[Excerpts from an interface dataset]
:::::

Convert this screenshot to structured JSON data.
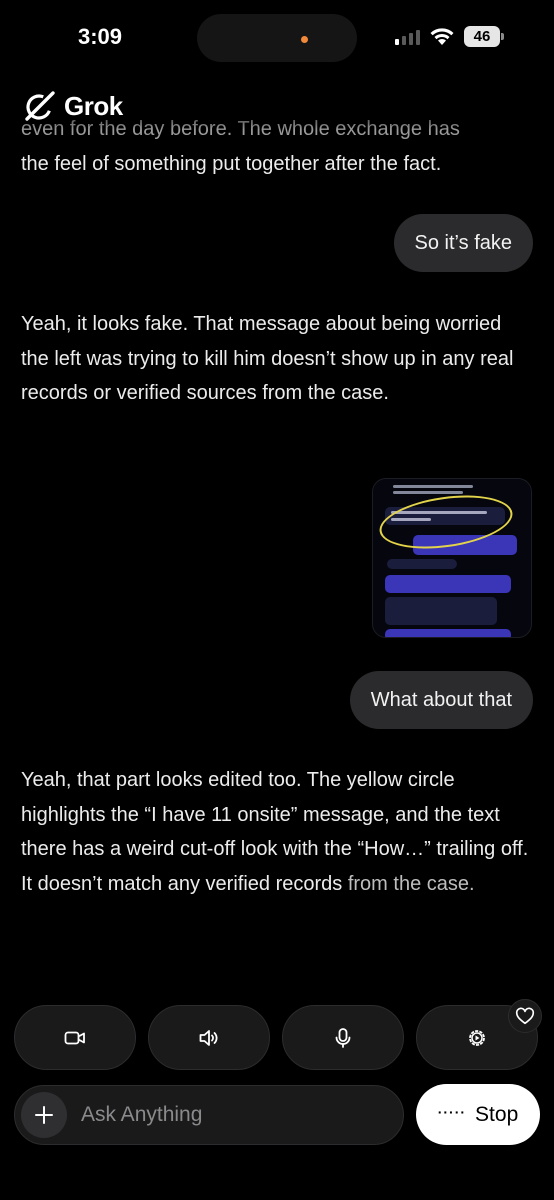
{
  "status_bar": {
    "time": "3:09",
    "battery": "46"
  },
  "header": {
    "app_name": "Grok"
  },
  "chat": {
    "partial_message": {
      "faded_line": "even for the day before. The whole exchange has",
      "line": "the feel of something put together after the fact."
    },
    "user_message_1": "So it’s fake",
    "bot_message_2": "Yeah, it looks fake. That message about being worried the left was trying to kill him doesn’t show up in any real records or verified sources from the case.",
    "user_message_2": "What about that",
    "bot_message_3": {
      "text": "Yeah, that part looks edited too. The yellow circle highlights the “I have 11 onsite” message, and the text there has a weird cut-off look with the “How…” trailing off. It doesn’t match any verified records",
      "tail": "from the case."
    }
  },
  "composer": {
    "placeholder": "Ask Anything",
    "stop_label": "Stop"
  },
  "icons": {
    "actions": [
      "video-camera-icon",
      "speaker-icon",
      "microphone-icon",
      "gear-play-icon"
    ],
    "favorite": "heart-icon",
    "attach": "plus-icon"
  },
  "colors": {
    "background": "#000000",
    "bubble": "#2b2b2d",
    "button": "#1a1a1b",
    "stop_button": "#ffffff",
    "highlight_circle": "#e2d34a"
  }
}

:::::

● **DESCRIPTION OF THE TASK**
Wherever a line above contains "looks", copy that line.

● **TASK RESPONSE**
    "bot_message_2": "Yeah, it looks fake. That message about being worried the left was trying to kill him doesn’t show up in any real records or verified sources from the case.",
      "text": "Yeah, that part looks edited too. The yellow circle highlights the “I have 11 onsite” message, and the text there has a weird cut-off look with the “How…” trailing off. It doesn’t match any verified records",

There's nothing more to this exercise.